That did the trick. Foreign investors poured in, licenses were awarded, and drilling rigs began to dot the Colombian terrain. There was a catch though. These bold explorers were not allowed to just sit on their licenses for ever. They had to actually do some work, and some of them have since run out of the money to do it with.

So Wiebe reckons there could be some good opportunities to add to PetroLatina's existing interests in the country. But that is jumping ahead. For now he is concerned with delivering on the promises that were made last year when he was part of a team brought in to replace the previous incumbents. Now first amongst these was an undertaking to 'drill within one hundred days'.

A 400% production boost should lead to bigger things

Thanks to a $25m investment by a Colombian private equity firm via which PetroLatina was able to secure a rig, it has drilled four wells on its licenses in the north of the country where it has a partnership with the Colombian state-owned Ecopetrol.

These have included one significant new discovery and all are producing. Although none of them are, in Wiebe's words, 'a barn burner' they have increased PetroLatina's production from 200 barrels per day to 1,000 and given it a base upon which it hopes to expand over the next 12 months.

This oil producing region, which extends into Ecuador to the south, has produced many large oil fields and Wiebe has several reasons for optimism. In its existing wells he believes that PetroLatina could find oil not only the depths from which it is now flowing but also from deeper strata. And at its Los Angeles field, it has a number of wells that can only draw oil from a relatively tight circle, leaving plenty of scope for in-fill drilling. So the existing fields can be extended, and PetroLatina has three interesting new prospects.

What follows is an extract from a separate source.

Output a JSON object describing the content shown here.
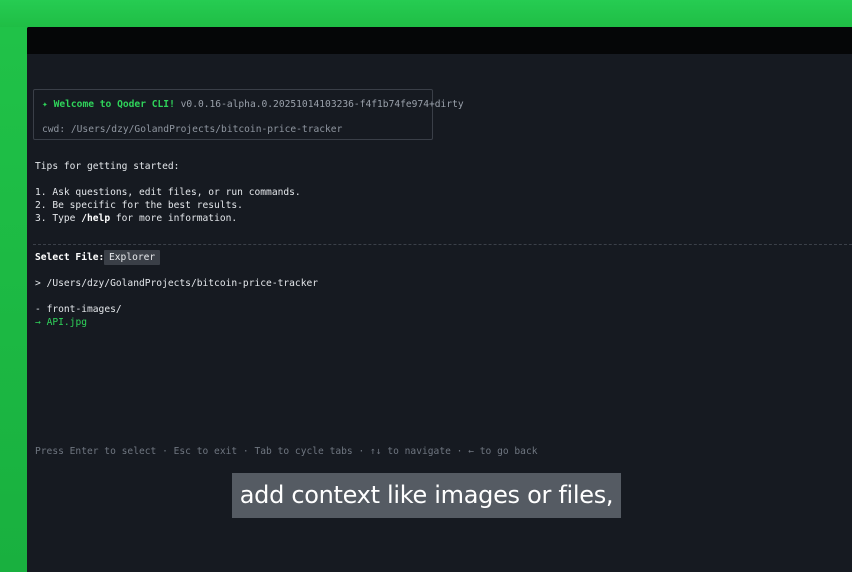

The first of these is at Chuira to the north where PetroLatina has acquired a sole license on particularly attractive fiscal terms. Seismic surveys are promising but much depends upon the nature of the underground rock fractures. The second prospect, Zoe, has the advantage of proximity to oil pipelines. PetroLatina will be drilling here later in the year, and again the seismic data looks promising.

Wiebe, though, admits that Texaco drilled a well close by back in 1985 but in spite of finding evidence of oil, decided not to proceed. He speculates that this could have been due to worries over security or the fiscal terms offered by the government.

The final prospect is in the Putumayo block to the south, close to the border with Ecuador. Again, owing to security concerns this is a lightly explored region but it is an extension of the prolific Oriente basin of northern Ecuador, which has hosted major oil discoveries.

Reflected by the gently rising share price, PetroLatina appears to be back on track, and intends to be producing 2000 bpd by the end of the year. As with so many junior oil companies, much beyond that depends upon the success of its exploration program. At this stage this one goes on to my Watch List.

This article was written by Tom Bulford, author of the Red Hot Penny Shares newsletter, and is taken from his free daily email the Penny Sleuth .